LP: Jim Kern (1.2ip, 2H, 2R, 2ER, 1BB, 2K)
HR: Elvis Andrus (1), Nelson Cruz (3), David Murphy (1)
2013 wins series: 3-2
A walk-off! With two outs and two strikes in the bottom of the ninth inning, and the 2013 Rangers facing elimination, Adrian Beltre hit an absolute rocket to left field that found just a little grass in front of Billy Sample’s glove. Beltre advanced to second when Nelson Cruz walked, and it was up to Alex Rios. His liner just cleared the glove of Pat Putnam at first, and with two outs, the runners were moving on contact. Richie Zisk—accustomed to Arlington field—played the carom imperfectly, and the slight bobble was just enough: Bump Wills’ relay throw was on the money, but Cruz’ right foot snuck under Jim Sundberg’s tag, and the 2013 Rangers advance to the field of eight.
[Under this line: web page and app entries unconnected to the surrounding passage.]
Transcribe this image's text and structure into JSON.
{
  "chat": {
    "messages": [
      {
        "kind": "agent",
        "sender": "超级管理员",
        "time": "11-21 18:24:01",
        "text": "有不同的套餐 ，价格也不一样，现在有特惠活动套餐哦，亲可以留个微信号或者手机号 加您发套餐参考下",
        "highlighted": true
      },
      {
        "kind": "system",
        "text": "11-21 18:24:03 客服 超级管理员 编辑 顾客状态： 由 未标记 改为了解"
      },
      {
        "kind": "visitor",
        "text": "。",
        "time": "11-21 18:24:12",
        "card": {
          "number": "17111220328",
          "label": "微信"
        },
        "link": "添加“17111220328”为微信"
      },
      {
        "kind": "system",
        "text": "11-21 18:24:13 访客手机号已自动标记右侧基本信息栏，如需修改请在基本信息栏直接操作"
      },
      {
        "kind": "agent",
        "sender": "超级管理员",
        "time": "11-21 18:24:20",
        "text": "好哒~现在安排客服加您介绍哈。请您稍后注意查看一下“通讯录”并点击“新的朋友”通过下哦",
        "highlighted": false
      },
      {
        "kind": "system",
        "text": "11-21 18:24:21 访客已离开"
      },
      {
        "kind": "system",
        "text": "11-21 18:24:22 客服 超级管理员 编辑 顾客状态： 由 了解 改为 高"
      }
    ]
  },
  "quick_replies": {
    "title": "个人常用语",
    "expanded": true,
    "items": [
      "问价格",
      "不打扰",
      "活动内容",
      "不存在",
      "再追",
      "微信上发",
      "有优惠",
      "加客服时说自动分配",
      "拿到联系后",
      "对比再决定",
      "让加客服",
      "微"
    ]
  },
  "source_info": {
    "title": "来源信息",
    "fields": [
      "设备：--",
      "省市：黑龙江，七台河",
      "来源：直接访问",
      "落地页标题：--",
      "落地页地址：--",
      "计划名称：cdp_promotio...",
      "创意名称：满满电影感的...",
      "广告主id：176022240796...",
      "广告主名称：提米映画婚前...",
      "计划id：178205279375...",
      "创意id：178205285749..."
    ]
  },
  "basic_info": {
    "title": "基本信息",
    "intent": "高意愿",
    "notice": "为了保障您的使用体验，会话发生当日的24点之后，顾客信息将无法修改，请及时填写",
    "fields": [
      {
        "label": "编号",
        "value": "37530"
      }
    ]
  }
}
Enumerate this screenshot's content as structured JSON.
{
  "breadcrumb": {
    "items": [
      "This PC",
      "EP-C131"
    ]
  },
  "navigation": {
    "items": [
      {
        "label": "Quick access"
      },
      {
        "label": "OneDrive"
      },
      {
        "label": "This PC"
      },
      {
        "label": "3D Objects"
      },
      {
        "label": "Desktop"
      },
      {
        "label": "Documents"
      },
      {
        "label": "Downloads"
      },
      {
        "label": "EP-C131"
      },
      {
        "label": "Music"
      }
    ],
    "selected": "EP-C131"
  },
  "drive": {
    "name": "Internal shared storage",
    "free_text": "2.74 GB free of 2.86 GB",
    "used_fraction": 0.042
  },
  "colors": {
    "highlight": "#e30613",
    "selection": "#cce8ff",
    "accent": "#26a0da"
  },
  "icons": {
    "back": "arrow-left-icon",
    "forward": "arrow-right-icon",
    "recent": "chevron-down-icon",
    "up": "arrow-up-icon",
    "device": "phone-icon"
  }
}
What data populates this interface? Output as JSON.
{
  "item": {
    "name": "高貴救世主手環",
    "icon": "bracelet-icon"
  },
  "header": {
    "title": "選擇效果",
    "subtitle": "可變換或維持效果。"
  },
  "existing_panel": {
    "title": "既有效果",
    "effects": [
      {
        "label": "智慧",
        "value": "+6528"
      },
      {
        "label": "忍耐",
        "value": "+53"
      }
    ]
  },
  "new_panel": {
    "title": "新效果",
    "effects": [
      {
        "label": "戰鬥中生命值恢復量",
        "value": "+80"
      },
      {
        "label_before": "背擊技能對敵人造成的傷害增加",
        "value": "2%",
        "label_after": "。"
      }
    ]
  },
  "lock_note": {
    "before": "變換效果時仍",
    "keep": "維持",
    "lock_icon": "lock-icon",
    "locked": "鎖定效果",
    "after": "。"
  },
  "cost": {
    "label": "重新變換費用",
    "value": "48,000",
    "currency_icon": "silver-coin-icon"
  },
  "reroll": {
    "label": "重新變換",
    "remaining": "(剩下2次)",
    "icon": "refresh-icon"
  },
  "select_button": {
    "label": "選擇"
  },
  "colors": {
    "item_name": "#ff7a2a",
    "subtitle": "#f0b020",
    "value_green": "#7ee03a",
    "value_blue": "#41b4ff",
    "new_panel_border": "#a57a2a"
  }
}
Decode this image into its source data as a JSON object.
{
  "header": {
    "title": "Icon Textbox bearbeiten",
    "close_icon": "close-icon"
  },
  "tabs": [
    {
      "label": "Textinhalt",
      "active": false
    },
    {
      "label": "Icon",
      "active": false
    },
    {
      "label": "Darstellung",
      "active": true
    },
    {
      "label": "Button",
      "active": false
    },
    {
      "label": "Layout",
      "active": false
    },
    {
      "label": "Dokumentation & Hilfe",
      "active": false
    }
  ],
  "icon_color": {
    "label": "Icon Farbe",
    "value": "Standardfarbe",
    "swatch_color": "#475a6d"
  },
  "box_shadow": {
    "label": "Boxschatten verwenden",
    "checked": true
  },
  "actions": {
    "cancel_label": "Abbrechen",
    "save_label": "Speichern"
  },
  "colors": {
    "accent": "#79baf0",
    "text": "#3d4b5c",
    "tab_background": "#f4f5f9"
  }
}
SERIES EIGHT: #7 1996 (90-72) vs. #1 2011 (96-66)
WP: C.J. Wilson (9ip, 4H, 1R, 1ER, 2BB, 7K)
LP: Ken Hill (3.2ip, 10H, 7R, 7ER, 0BB, 2K
HR: Ian Kinsler (1), Mike Napoli (2)
Look at that dang lineup. Just look at it!
WP: Dave Bush (1ip, 0R, 2K)
LP: Mike Henneman (0.1ip, 3H, 2R, 2ER, 0BB, 0K)
HR: Mark McLemore (1), Mickey Tettleton (2), Josh Hamilton (1)
2011 leads series: 2-0
Matt Harrison and John Burkett went five innings each, giving way to the bullpens. We got our first Yoshinori Tateyama sighting (1.1ip, 1H, 0R), and in classic Josh fashion, Josh Hamilton hit a walk-off two run home run to seal the victory. By the way, if you’re wondering how Mike Henneman’s line makes sense, I’ll tell you: Ian Kinsler singled to lead off the ninth, but was caught stealing.
WP: Dennis Cook (1.1ip, 1H, 0R, 1K)
LP: Neftali Feliz (1.1ip, 1H, 1R, 1ER, 0BB, 1K)
HR: Ian Kinsler (2),
Two walk-offs in a row! What started off as a matchup between two future assistants to the GM (Colby Lewis and Darren Oliver) got wild late, and ended when Mickey Tettleton’s sac fly to the corner in right field sent Will Clark home as Nelson Cruz’ throw sailed just a little up the line.
2011 leads series: 2-1
WP: Dave Bush (0.1ip, 1H, 1BB, 1K)
LP: Roger Pavlik (3.2ip, 6H, 7R, 7ER, 1BB, 0K)
HR: Mickey Tettleton (3), Kevin Elster (3), Josh Hamilton (2), Adrian Beltre (1), Nelson Cruz (2), Mitch Moreland 2 (2), Mike Napoli (3)
2011 wins series: 3-1
The teams combined for thirteen runs in the sixth inning, including a homer-triple-homer sequence by Josh Hamilton, Adrian Beltre, and Nelson Cruz. Josh Hamilton went 10-for-19 in the series. Adrian Beltre went 9-for-18. Nelson Cruz went 9-for-19. The 2011 team scored 45 runs in 4 games.
We now know who the Oliver Ocho will be (you can say that’s for Al or Darren, we won’t correct you).
Here’s the updated bracket!